There's a little keyhole in the back seam, which I really like. The pattern calls for you to make a thread loop but I went with a quicker and easier rouleau loop. I made so many for my wedding dress and blue dress that I don't really find them stressful now! 

Kind of pretty much pattern matched centre back seam!
The button is of mysterious origins, it was in my button tin. There's another thing that gives me ridiculous levels of joy. Searching for the right button in the button tin is my idea of a good time! Tell me I'm not the only one?! 

I used a 3/8" hem on the sleeves and the hem rather than the 5/8" allowed on the pattern. This was mostly due to laziness, as it meant I could just overlock and turn up the overlocked bit. I know, I know, I should have changed the thread on my overlocker. Shhh no one would ever know. 

The pattern calls for a bias binding neckline facing, so I used some white binding that I got for 50p a packet a couple of months ago up north. It also helps to stabilise the neckline a bit, so I'm glad I didn't go to the effort of making viscose self fabric binding, there'd have been no point. 

I do wish that I had made it slightly longer like Jane did. This length is fine, but I think I'll add an inch next time. There will be a next time! I have some black viscose queuing up, I'm itching to make another of these! 


  1. Lovely rayon and a nice top for it. I might try that rayon cutting trick next time. I just cut out a shirt and I did the big piece ok on the floor and did the smaller contrast pieces on the table with my rotary and cutting mat. First time I had used my rotary for anything other than straight lines with the ruler and I did not feel like I had full control over it!

    1. Thank you! Oh I have done that before too with the rotary cutter - I can't seem to get it to behave properly on curves! I'm sure one gets the "knack" after a while but for me shears will always be my favourite. Looking forward to seeing you shirt when it's done! x

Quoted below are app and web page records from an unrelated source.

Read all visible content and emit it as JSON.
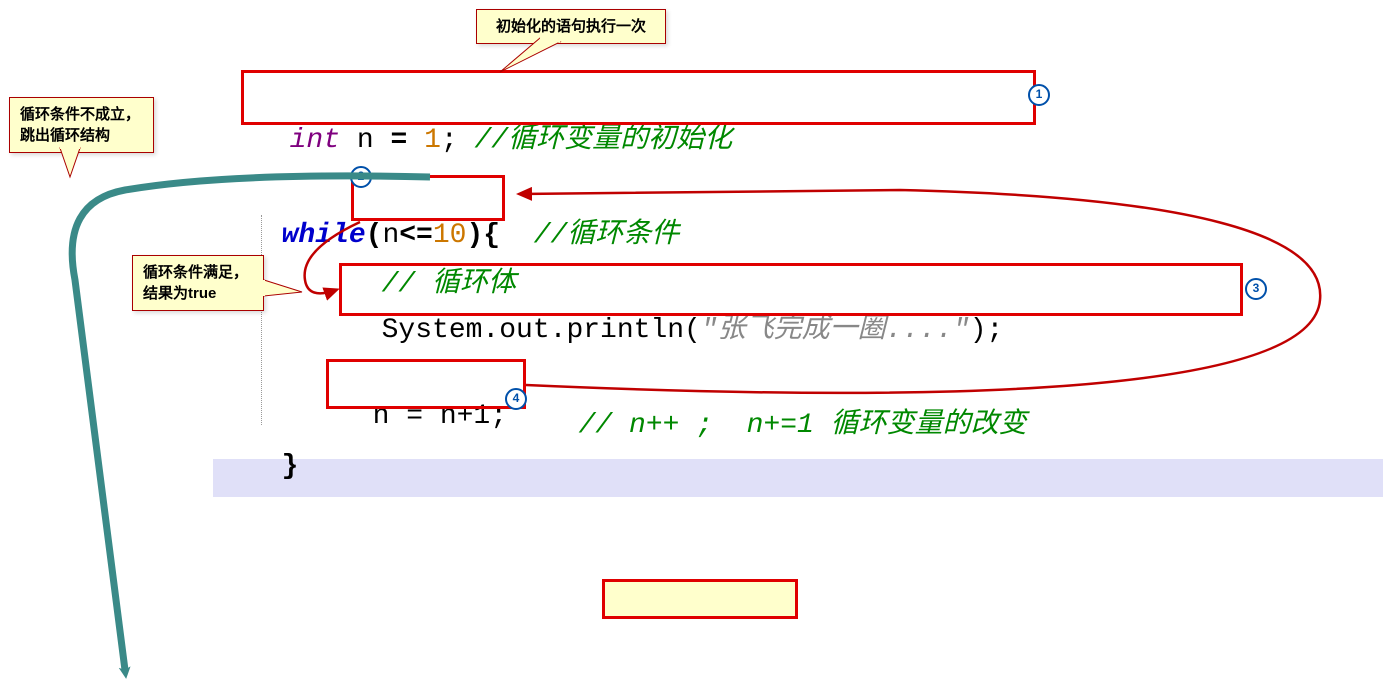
{
  "callouts": {
    "top": "初始化的语句执行一次",
    "left_top": "循环条件不成立，\n跳出循环结构",
    "left_mid": "循环条件满足，\n结果为true"
  },
  "code": {
    "line1_type": "int",
    "line1_var": " n ",
    "line1_op": "=",
    "line1_num": " 1",
    "line1_semi": "; ",
    "line1_cmt": "//循环变量的初始化",
    "line2_kw": "while",
    "line2_lp": "(",
    "line2_cond_var": "n",
    "line2_cond_op": "<=",
    "line2_cond_num": "10",
    "line2_rp": ")",
    "line2_brace": "{ ",
    "line2_cmt": " //循环条件",
    "line3_cmt": "// 循环体",
    "line4_call1": "System.out.println(",
    "line4_str": "\"张飞完成一圈....\"",
    "line4_call2": ");",
    "line5_stmt": "n = n+1;",
    "line5_cmt": "// n++ ;  n+=1 循环变量的改变",
    "line6_brace": "}"
  },
  "badges": [
    "1",
    "2",
    "3",
    "4"
  ]
}
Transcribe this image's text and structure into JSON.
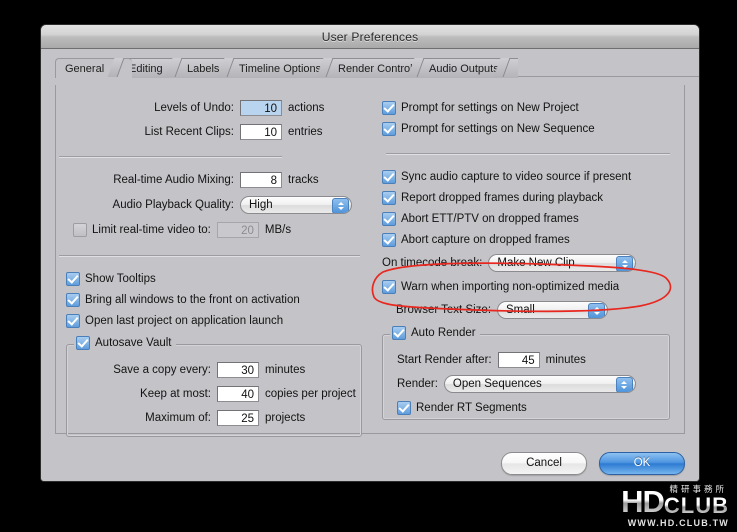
{
  "window": {
    "title": "User Preferences"
  },
  "tabs": [
    {
      "label": "General",
      "active": true
    },
    {
      "label": "Editing",
      "active": false
    },
    {
      "label": "Labels",
      "active": false
    },
    {
      "label": "Timeline Options",
      "active": false
    },
    {
      "label": "Render Control",
      "active": false
    },
    {
      "label": "Audio Outputs",
      "active": false
    }
  ],
  "left": {
    "levels_of_undo": {
      "label": "Levels of Undo:",
      "value": "10",
      "unit": "actions",
      "selected": true
    },
    "list_recent_clips": {
      "label": "List Recent Clips:",
      "value": "10",
      "unit": "entries"
    },
    "realtime_audio_mixing": {
      "label": "Real-time Audio Mixing:",
      "value": "8",
      "unit": "tracks"
    },
    "audio_playback_quality": {
      "label": "Audio Playback Quality:",
      "value": "High"
    },
    "limit_realtime_video": {
      "label": "Limit real-time video to:",
      "checked": false,
      "value": "20",
      "unit": "MB/s",
      "disabled": true
    },
    "show_tooltips": {
      "label": "Show Tooltips",
      "checked": true
    },
    "bring_all_windows": {
      "label": "Bring all windows to the front on activation",
      "checked": true
    },
    "open_last_project": {
      "label": "Open last project on application launch",
      "checked": true
    },
    "autosave_vault": {
      "label": "Autosave Vault",
      "checked": true,
      "save_copy_every": {
        "label": "Save a copy every:",
        "value": "30",
        "unit": "minutes"
      },
      "keep_at_most": {
        "label": "Keep at most:",
        "value": "40",
        "unit": "copies per project"
      },
      "maximum_of": {
        "label": "Maximum of:",
        "value": "25",
        "unit": "projects"
      }
    }
  },
  "right": {
    "prompt_new_project": {
      "label": "Prompt for settings on New Project",
      "checked": true
    },
    "prompt_new_sequence": {
      "label": "Prompt for settings on New Sequence",
      "checked": true
    },
    "sync_audio_capture": {
      "label": "Sync audio capture to video source if present",
      "checked": true
    },
    "report_dropped_frames": {
      "label": "Report dropped frames during playback",
      "checked": true
    },
    "abort_ett_ptv": {
      "label": "Abort ETT/PTV on dropped frames",
      "checked": true
    },
    "abort_capture": {
      "label": "Abort capture on dropped frames",
      "checked": true
    },
    "on_timecode_break": {
      "label": "On timecode break:",
      "value": "Make New Clip"
    },
    "warn_importing": {
      "label": "Warn when importing non-optimized media",
      "checked": true,
      "highlighted": true
    },
    "browser_text_size": {
      "label": "Browser Text Size:",
      "value": "Small"
    },
    "auto_render": {
      "label": "Auto Render",
      "checked": true,
      "start_render_after": {
        "label": "Start Render after:",
        "value": "45",
        "unit": "minutes"
      },
      "render": {
        "label": "Render:",
        "value": "Open Sequences"
      },
      "render_rt_segments": {
        "label": "Render RT Segments",
        "checked": true
      }
    }
  },
  "footer": {
    "cancel_label": "Cancel",
    "ok_label": "OK"
  },
  "annotation": {
    "color": "#e8271f",
    "target": "Warn when importing non-optimized media"
  },
  "watermark": {
    "hd": "HD",
    "club": "CLUB",
    "chinese": "精研事務所",
    "url": "WWW.HD.CLUB.TW"
  }
}
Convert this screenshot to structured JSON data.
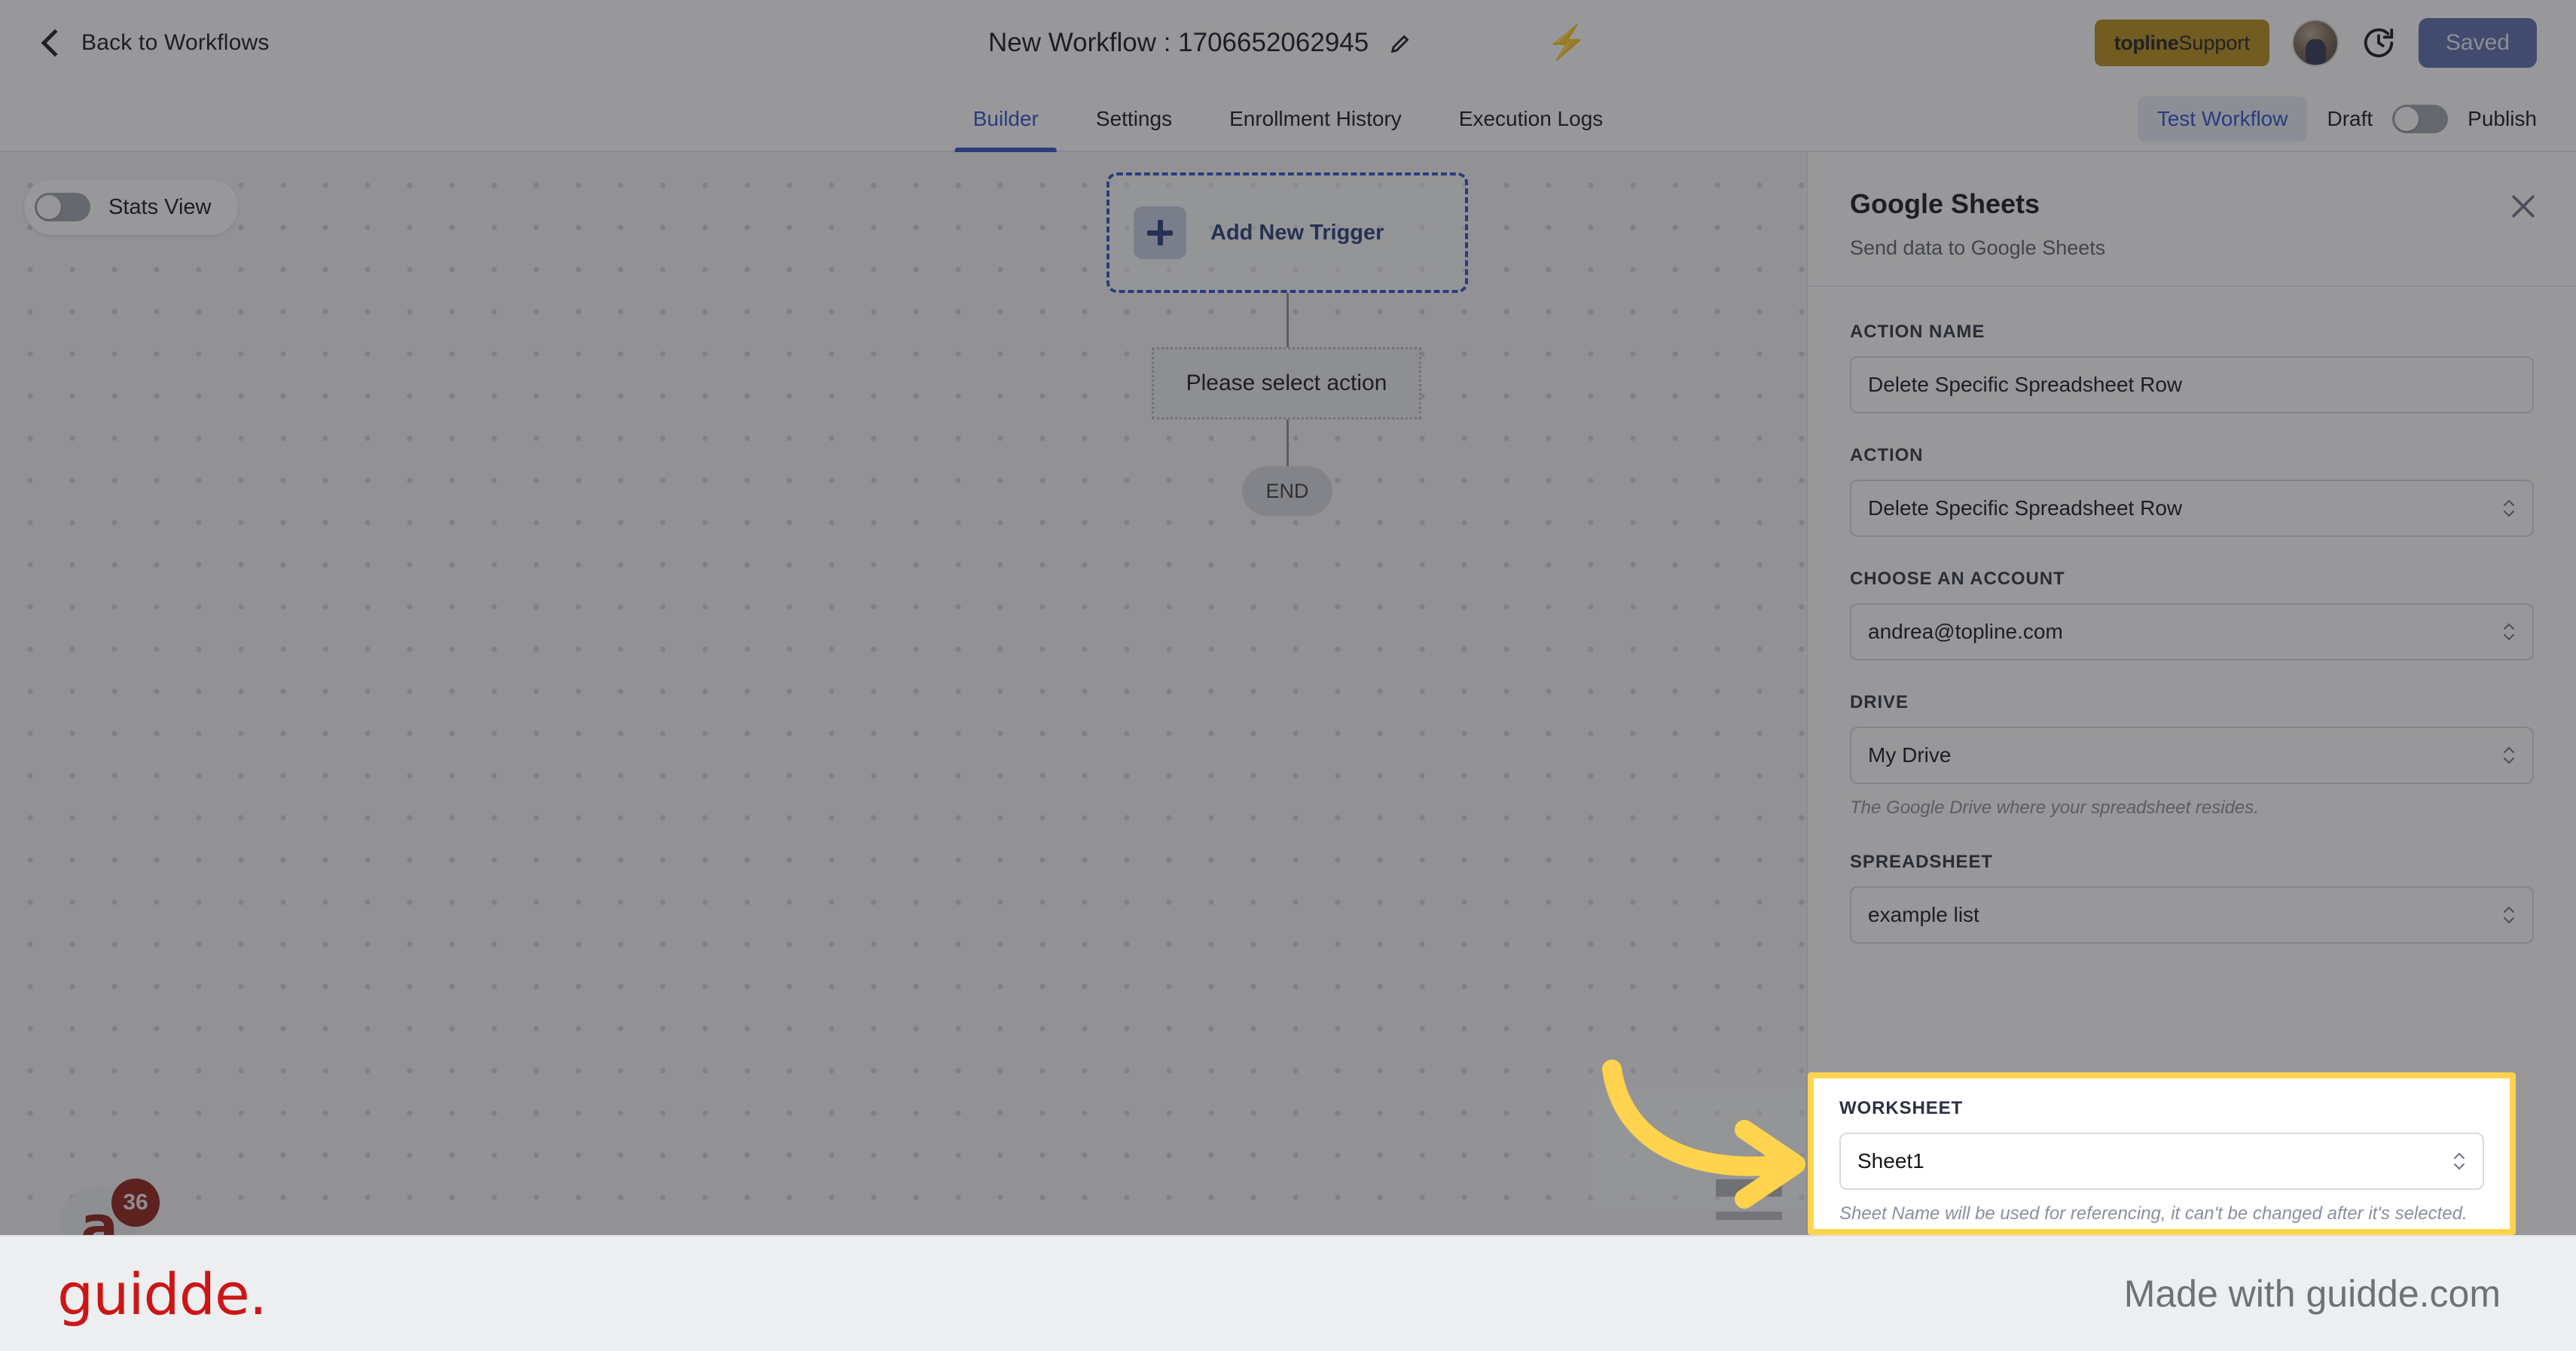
{
  "topbar": {
    "back_label": "Back to Workflows",
    "workflow_title": "New Workflow : 1706652062945",
    "edit_icon": "pencil-icon",
    "bolt_icon": "lightning-bolt-icon",
    "support_brand": "topline",
    "support_suffix": " Support",
    "history_icon": "clock-history-icon",
    "saved_label": "Saved",
    "accent_gold": "#b78c17",
    "accent_blue": "#5b6cab"
  },
  "tabbar": {
    "tabs": [
      {
        "label": "Builder",
        "active": true
      },
      {
        "label": "Settings",
        "active": false
      },
      {
        "label": "Enrollment History",
        "active": false
      },
      {
        "label": "Execution Logs",
        "active": false
      }
    ],
    "test_workflow_label": "Test Workflow",
    "draft_label": "Draft",
    "publish_label": "Publish",
    "toggle_state": "off",
    "active_color": "#2d50c8"
  },
  "canvas": {
    "stats_view_label": "Stats View",
    "stats_view_state": "off",
    "trigger_label": "Add New Trigger",
    "trigger_icon": "plus-icon",
    "action_placeholder": "Please select action",
    "end_label": "END",
    "chat_glyph": "a",
    "chat_badge_count": "36"
  },
  "panel": {
    "title": "Google Sheets",
    "subtitle": "Send data to Google Sheets",
    "close_icon": "close-icon",
    "fields": [
      {
        "label": "ACTION NAME",
        "value": "Delete Specific Spreadsheet Row",
        "type": "text",
        "help": ""
      },
      {
        "label": "ACTION",
        "value": "Delete Specific Spreadsheet Row",
        "type": "select",
        "help": ""
      },
      {
        "label": "CHOOSE AN ACCOUNT",
        "value": "andrea@topline.com",
        "type": "select",
        "help": ""
      },
      {
        "label": "DRIVE",
        "value": "My Drive",
        "type": "select",
        "help": "The Google Drive where your spreadsheet resides."
      },
      {
        "label": "SPREADSHEET",
        "value": "example list",
        "type": "select",
        "help": ""
      }
    ],
    "worksheet": {
      "label": "WORKSHEET",
      "value": "Sheet1",
      "help": "Sheet Name will be used for referencing, it can't be changed after it's selected.",
      "highlight_color": "#ffd34d"
    }
  },
  "annotation": {
    "arrow_icon": "curved-arrow-right-icon",
    "arrow_color": "#ffd34d"
  },
  "footer": {
    "logo_text": "guidde.",
    "made_with": "Made with guidde.com",
    "logo_color": "#cc1616"
  }
}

  2. Gorgeous fabric! And cheers for the viscose cutting trick, I haven't heard that one before.

    1. Honestly, it's a game changer! I hadn't heard of it either, and I was a bit dubious at the idea, but it's bloody magic x